**What you have to do:**
What follows is a listing; give it again exactly, in its entirety.

▬▬▬

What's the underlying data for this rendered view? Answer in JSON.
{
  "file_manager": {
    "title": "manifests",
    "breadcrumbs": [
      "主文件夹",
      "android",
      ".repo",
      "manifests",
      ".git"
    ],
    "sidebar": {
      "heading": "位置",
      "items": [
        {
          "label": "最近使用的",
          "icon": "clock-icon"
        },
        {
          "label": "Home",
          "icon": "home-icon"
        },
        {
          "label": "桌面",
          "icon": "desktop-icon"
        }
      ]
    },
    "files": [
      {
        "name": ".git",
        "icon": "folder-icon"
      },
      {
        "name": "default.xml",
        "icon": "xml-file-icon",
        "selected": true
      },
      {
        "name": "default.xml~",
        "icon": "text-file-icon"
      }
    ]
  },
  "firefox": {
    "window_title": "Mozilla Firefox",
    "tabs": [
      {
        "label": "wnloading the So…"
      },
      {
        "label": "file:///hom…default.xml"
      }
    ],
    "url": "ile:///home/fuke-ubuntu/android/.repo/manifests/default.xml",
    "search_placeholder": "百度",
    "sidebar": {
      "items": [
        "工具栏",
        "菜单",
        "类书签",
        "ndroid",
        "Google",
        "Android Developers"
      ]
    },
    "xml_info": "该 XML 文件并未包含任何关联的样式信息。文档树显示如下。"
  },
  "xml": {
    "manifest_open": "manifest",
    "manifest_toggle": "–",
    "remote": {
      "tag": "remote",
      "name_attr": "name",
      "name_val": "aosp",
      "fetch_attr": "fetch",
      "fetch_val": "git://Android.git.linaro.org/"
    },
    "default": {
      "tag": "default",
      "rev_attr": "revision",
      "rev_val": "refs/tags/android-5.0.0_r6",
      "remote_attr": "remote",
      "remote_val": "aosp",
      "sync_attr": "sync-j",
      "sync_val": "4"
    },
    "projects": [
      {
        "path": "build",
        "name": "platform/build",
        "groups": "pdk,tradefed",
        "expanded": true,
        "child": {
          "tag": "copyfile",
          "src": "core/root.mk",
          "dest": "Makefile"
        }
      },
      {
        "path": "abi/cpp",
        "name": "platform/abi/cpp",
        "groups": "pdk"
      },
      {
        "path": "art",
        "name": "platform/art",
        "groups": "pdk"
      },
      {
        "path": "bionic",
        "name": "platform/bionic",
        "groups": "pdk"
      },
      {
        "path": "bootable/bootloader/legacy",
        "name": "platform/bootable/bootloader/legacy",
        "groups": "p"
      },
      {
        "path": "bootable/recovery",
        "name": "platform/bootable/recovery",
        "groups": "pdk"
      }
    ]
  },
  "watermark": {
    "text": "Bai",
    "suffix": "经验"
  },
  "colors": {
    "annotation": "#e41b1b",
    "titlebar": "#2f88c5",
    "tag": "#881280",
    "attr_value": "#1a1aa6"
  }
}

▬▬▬

**Response area:**
What's the underlying data for this rendered view? Answer in JSON.
{
  "file_manager": {
    "title": "manifests",
    "breadcrumbs": [
      "主文件夹",
      "android",
      ".repo",
      "manifests",
      ".git"
    ],
    "sidebar": {
      "heading": "位置",
      "items": [
        {
          "label": "最近使用的",
          "icon": "clock-icon"
        },
        {
          "label": "Home",
          "icon": "home-icon"
        },
        {
          "label": "桌面",
          "icon": "desktop-icon"
        }
      ]
    },
    "files": [
      {
        "name": ".git",
        "icon": "folder-icon"
      },
      {
        "name": "default.xml",
        "icon": "xml-file-icon",
        "selected": true
      },
      {
        "name": "default.xml~",
        "icon": "text-file-icon"
      }
    ]
  },
  "firefox": {
    "window_title": "Mozilla Firefox",
    "tabs": [
      {
        "label": "wnloading the So…"
      },
      {
        "label": "file:///hom…default.xml"
      }
    ],
    "url": "ile:///home/fuke-ubuntu/android/.repo/manifests/default.xml",
    "search_placeholder": "百度",
    "sidebar": {
      "items": [
        "工具栏",
        "菜单",
        "类书签",
        "ndroid",
        "Google",
        "Android Developers"
      ]
    },
    "xml_info": "该 XML 文件并未包含任何关联的样式信息。文档树显示如下。"
  },
  "xml": {
    "manifest_open": "manifest",
    "manifest_toggle": "–",
    "remote": {
      "tag": "remote",
      "name_attr": "name",
      "name_val": "aosp",
      "fetch_attr": "fetch",
      "fetch_val": "git://Android.git.linaro.org/"
    },
    "default": {
      "tag": "default",
      "rev_attr": "revision",
      "rev_val": "refs/tags/android-5.0.0_r6",
      "remote_attr": "remote",
      "remote_val": "aosp",
      "sync_attr": "sync-j",
      "sync_val": "4"
    },
    "projects": [
      {
        "path": "build",
        "name": "platform/build",
        "groups": "pdk,tradefed",
        "expanded": true,
        "child": {
          "tag": "copyfile",
          "src": "core/root.mk",
          "dest": "Makefile"
        }
      },
      {
        "path": "abi/cpp",
        "name": "platform/abi/cpp",
        "groups": "pdk"
      },
      {
        "path": "art",
        "name": "platform/art",
        "groups": "pdk"
      },
      {
        "path": "bionic",
        "name": "platform/bionic",
        "groups": "pdk"
      },
      {
        "path": "bootable/bootloader/legacy",
        "name": "platform/bootable/bootloader/legacy",
        "groups": "p"
      },
      {
        "path": "bootable/recovery",
        "name": "platform/bootable/recovery",
        "groups": "pdk"
      }
    ]
  },
  "watermark": {
    "text": "Bai",
    "suffix": "经验"
  },
  "colors": {
    "annotation": "#e41b1b",
    "titlebar": "#2f88c5",
    "tag": "#881280",
    "attr_value": "#1a1aa6"
  }
}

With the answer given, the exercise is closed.